A DENVER JURY'S verdict of guilty in the bombing and conspiracy trial of Timothy McVeigh last week recalled the searing image that brought the tragedy home to millions of Americans.
The picture, shot by an amateur photographer and transmitted worldwide by the Associated Press, showed an exhausted rescue worker holding the limp, bloodied body of a baby moments after it was pulled from the wreckage of the Federal Building in Oklahoma City.
Little Baylee Almon, who had turned 1 year old the day before, had been in a government child-care center on the second floor of the building when the bomb went off. She was pronounced dead at the scene by emergency medical technicians shortly after the picture was taken.
The image summed up all the horror of the bombing and its grotesque unfairness. It also reminded us that the image produced by camera and lens is unique in its capacity to move the heart and mind of the viewer.
The peculiar power of photography lies in its illusion of truthfulness. The invention of photography made possible, for the first time in history, an imitation of reality produced wholly by mechanical means. The photographic image conveys the impression of possessing a reality independent of human hand or eye.
This illusion of objectivity lends photography a psychological veracity that obliterates the distinction between image and reality in the viewer's mind. We unconsciously accept the "truthfulness" of the camera's image as if it were some purely natural phenomenon, like the reflection in a mirror.
So it seems ironic that for the first half century of its existence, photography struggled to establish itself as an art not by exploiting the illusion of truthfulness intrinsic to its nature but by imitating the artificiality of painting.
Oscar Rejlander and Julia Margaret Cameron became famous for their allegorical, narrative photographs in neoclassical style that fulfilled the Victorian ideal of art imbued with high moral purpose and noble sentiment.
Only gradually, and under extraordinary conditions of political upheaval and social reform, did photographers begin to define an independent vision appropriate to their medium, with its own aesthetic and technical standards.
The apparent truthfulness of photography was first widely exploited in the art of portraiture, but soon was recruited in bringing the harsh realities of war and poverty to the public's attention as well.
When Matthew Brady's grim images of the Civil War dead at Antietam were first exhibited in New York a few weeks after the battle, visitors to his gallery were stunned by the brutality of his images, so unlike the romanticized depictions they had become accustomed to by centuries of painted battle scenes.
Later, the work of photographers like Jacob Riis publicized the appalling conditions of life in America's urban slums at the turn of the century.
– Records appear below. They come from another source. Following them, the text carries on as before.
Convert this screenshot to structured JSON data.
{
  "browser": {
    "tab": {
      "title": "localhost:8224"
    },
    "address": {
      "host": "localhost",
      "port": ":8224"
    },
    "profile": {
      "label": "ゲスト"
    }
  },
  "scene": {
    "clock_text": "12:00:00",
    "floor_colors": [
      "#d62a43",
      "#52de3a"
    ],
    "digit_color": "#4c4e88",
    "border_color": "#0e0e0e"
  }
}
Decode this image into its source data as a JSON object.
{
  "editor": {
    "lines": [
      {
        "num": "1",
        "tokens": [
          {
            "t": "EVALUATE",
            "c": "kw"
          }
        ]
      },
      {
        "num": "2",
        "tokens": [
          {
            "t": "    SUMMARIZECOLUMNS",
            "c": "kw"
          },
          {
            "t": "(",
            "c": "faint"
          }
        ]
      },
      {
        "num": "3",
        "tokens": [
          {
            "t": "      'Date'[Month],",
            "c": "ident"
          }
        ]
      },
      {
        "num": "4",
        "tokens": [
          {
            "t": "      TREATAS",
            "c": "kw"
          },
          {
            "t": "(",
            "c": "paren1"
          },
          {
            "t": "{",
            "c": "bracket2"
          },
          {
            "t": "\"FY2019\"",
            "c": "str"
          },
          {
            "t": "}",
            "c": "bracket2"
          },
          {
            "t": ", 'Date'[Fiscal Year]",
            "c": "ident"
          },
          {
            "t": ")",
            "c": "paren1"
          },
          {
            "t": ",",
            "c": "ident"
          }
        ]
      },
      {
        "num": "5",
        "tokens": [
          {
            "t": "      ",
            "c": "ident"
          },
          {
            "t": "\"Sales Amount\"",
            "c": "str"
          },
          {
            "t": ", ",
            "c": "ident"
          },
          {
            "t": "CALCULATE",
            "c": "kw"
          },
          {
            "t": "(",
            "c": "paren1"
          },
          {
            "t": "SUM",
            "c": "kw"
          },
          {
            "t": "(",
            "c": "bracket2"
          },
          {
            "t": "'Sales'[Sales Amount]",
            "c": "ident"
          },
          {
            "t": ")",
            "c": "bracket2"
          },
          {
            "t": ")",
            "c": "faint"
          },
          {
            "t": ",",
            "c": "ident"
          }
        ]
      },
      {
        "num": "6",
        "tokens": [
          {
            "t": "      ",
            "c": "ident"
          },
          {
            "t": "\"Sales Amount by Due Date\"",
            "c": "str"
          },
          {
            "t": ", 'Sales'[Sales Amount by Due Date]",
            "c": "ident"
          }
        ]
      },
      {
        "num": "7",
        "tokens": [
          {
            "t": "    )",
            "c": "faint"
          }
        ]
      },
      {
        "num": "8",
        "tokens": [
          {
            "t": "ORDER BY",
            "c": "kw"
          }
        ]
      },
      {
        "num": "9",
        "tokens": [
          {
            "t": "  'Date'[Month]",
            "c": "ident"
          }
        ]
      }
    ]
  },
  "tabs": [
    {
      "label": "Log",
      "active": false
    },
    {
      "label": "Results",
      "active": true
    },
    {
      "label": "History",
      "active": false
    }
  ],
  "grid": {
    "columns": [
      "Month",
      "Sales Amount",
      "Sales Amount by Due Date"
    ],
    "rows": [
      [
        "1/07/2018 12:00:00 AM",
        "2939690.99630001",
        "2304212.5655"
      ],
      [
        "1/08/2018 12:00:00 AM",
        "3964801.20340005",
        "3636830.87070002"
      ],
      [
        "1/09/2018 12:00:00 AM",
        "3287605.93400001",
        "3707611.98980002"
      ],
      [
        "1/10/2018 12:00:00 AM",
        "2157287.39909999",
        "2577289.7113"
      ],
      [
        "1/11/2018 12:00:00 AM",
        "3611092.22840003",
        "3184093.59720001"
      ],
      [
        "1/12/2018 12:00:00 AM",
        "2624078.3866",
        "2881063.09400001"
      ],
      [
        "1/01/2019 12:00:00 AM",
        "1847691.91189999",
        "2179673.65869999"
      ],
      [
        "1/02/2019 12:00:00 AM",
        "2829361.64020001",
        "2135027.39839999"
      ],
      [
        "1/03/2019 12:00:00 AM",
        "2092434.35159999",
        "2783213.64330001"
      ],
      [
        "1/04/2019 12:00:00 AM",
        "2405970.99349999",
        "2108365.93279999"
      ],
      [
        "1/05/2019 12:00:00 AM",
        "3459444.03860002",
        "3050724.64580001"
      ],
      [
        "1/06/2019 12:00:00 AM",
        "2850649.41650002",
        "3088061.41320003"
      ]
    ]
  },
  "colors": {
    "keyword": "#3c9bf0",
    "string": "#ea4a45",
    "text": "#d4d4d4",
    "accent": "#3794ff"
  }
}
During the 1930s, the photographers of the Farm Security Administration expanded the genre by compiling a monumental documentary record of conditions among the country's rural poor.
Meanwhile, technical advances in printing had enabled news and advertising photographs to emerge as definitive cultural reference points. Magazines like Life and Look created the picture-essay form, which combined reportage with images that portrayed the everyday lives of their subjects.
All these developments owed little to the self-conscious community of "art" photographers. When Edward Steichen mounted the Museum of Modern Art's landmark "Family of Man" exhibit in the 1950s, he pointedly restricted the show to what he called "working photographers" -- by which he meant photographers working within the social-realist tradition.
Subsequent changes in fashion have challenged the view that photography is primarily a documentary medium. The postmodern critique of art has called into question not only the illusory nature of photography's claim to truthfulness, but the very concepts of "art" and "artist" as they have traditionally been defined.
The dollhouse photographs of Laurie Simmons currently at the Baltimore Museum of Art, for example, exploit the tension between the camera's claim to truthfulness and the obvious artifice of the scenes the artist has portrayed.
Still, I doubt the postmodern debate will substantially alter our reactions to pictures like those from the Oklahoma City bombing. It is an example of the unrivaled communicative power of the photographic image and of its ability to move us regardless of trends and changing critical fashion.
The critic Gustave Geffroy, an early defender of painter Henri de Toulouse-Lautrec, wrote in 1893, "There is a brash humor and cruelty in Lautrec's work but he retains his integrity as an artist; his pitiless powers of observation preserve life's beauty."
The camera's eye, no less than Lautrec's, preserves life's beauty. And it seems to me this is what makes pictures like the one of the death of Baylee Almon, despite the cruelty of the subject, compelling in a way only a photograph can be, beautiful as only a photograph can be in conveying the terrible illusion of truthfulness.
Pub Date: 6/08/97